During the past ten years in the software industry, I built many products, but now I want to build the right ones. I found that we all have phases, and I’m past the “I want to build anything” one. I want to believe that now I value my time more. The reason for this change is because family, friends, and free time to think or write are as important to me as my work. Thus, to have enough time for everything I need to learn how to say no to what is not important.

After having that conversation, I’ll now use that same sentence when I don’t want to get too deep into why I work as I do. Yet, whenever I get the chance I’ll explain that I work so money isn’t the goal, but the consequence. I do it because I am lucky enough to grow a little bit every day by doing what I love.

I’ll end this post with a poem that I found a while ago. It’s called “On Work” by Kahlil Gibran. I hope you enjoy it as much as I do.

On Work

Kahlil Gibran
1883 – 1931

     Then a ploughman said, Speak to us of Work.
     And he answered, saying:
     You work that you may keep pace with the earth and the soul of the earth.
     For to be idle is to become a stranger unto the seasons, and to step out 
     of life’s procession, that marches in majesty and proud submission 
     towards the infinite.

     When you work you are a flute through whose heart the whispering of
     the hours turns to music.
     Which of you would be a reed, dumb and silent, when all else sings
     together in unison?

     Always you have been told that work is a curse and labour a misfortune.
     But I say to you that when you work you fulfil a part of earth’s furthest
     dream, assigned to you when the dream was born,
     And in keeping yourself with labour you are in truth loving life,
     And to love life through labour is to be intimate with life’s inmost secret.

     But if you in your pain call birth an affliction and the support of the 
     flesh a curse written upon your brow, then I answer that naught but 
     the sweat of your brow shall wash away that which is written.

     You have been told also that life is darkness, and in your 
     weariness you echo what was said by the weary.
     And I say that life is indeed darkness save when there is urge,
     And all urge is blind save when there is knowledge,
     And all knowledge is vain save when there is work,
     And all work is empty save when there is love;
     And when you work with love you bind yourself to yourself, and to 
     one another, and to God.
     And what is it to work with love?
     It is to weave the cloth with threads drawn from your heart, even 
     as if your beloved were to wear that cloth.
     It is to build a house with affection, even as if your beloved 
     were to dwell in that house.
     It is to sow seeds with tenderness and reap the harvest with 
     joy, even as if your beloved were to eat the fruit.
     It is to charge all things you fashion with a breath of your
     own spirit,
     And to know that all the blessed dead are standing about you 
     and watching.

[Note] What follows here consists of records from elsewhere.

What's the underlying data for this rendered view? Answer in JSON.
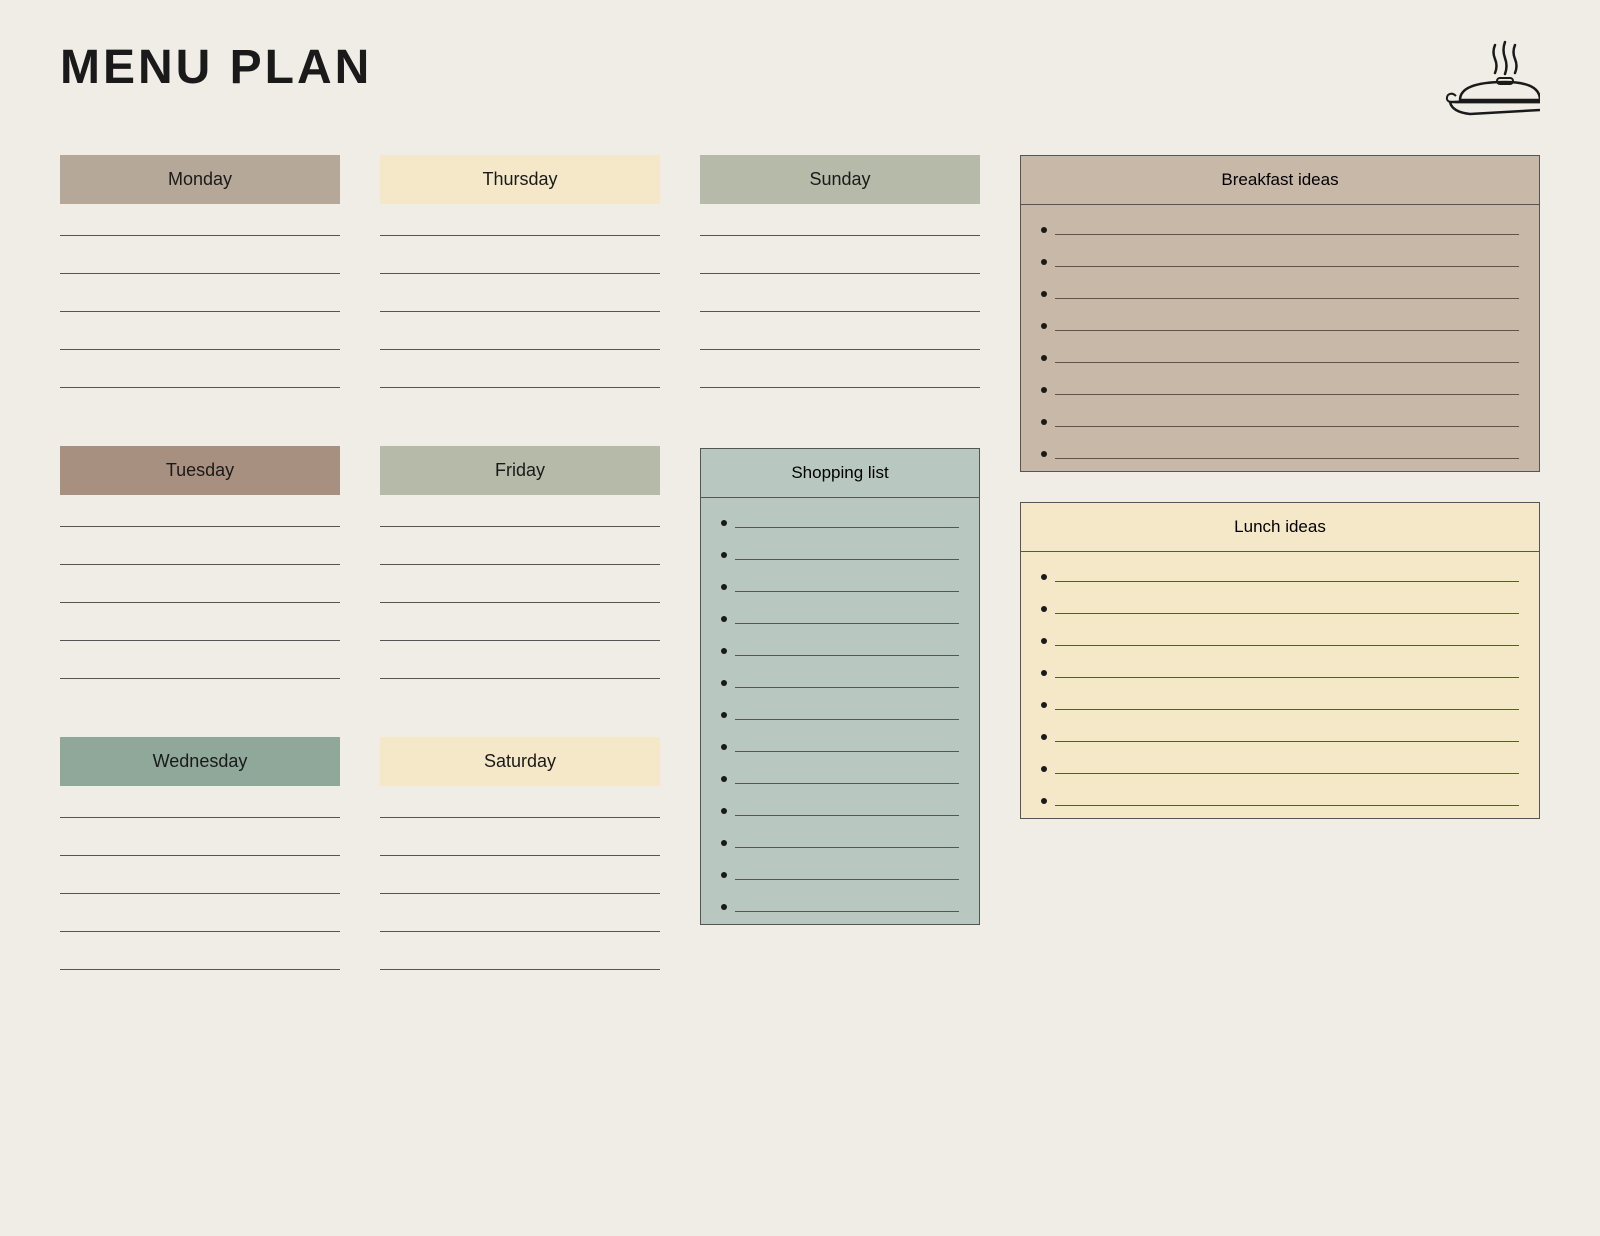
{
  "title": "MENU PLAN",
  "days": {
    "monday": {
      "label": "Monday",
      "color_class": "monday",
      "lines": 5
    },
    "tuesday": {
      "label": "Tuesday",
      "color_class": "tuesday",
      "lines": 5
    },
    "wednesday": {
      "label": "Wednesday",
      "color_class": "wednesday",
      "lines": 5
    },
    "thursday": {
      "label": "Thursday",
      "color_class": "thursday",
      "lines": 5
    },
    "friday": {
      "label": "Friday",
      "color_class": "friday",
      "lines": 5
    },
    "saturday": {
      "label": "Saturday",
      "color_class": "saturday",
      "lines": 5
    },
    "sunday": {
      "label": "Sunday",
      "color_class": "sunday",
      "lines": 5
    }
  },
  "shopping_list": {
    "title": "Shopping list",
    "bullets": 13
  },
  "breakfast_ideas": {
    "title": "Breakfast ideas",
    "bullets": 8
  },
  "lunch_ideas": {
    "title": "Lunch ideas",
    "bullets": 8
  }
}
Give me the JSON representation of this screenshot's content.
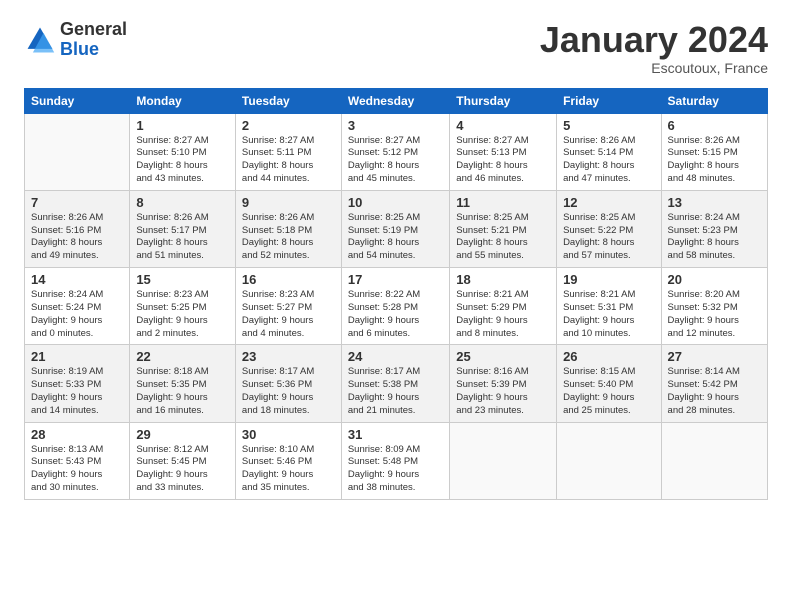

     Often have I heard you say, as if speaking in sleep, “He who works in 
     marble, and finds the shape of his own soul in the stone, is nobler 
     than he who ploughs the soil.
     And he who seizes the rainbow to lay it on a cloth in the likeness of 
     man, is more than he who makes the sandals for our feet.”
     But I say, not in sleep but in the overwakefulness of noontide, that 
     the wind speaks not more sweetly to the giant oaks than to the least of 
     all the blades of grass;
     And he alone is great who turns the voice of the wind into a song made 
     sweeter by his own loving.

     Work is love made visible.
     And if you cannot work with love but only with distaste, it is better that 
     you should leave your work and sit at the gate of the temple and take alms 
     of those who work with joy.
     For if you bake bread with indifference, you bake a bitter bread that feeds 
     but half man’s hunger.
     And if you grudge the crushing of the grapes, your grudge distils a poison
     in the wine.
     And if you sing though as angels, and love not the singing, you muffle man’s 
     ears to the voices of the day and the voices of the night.

This poem can be found at poets.org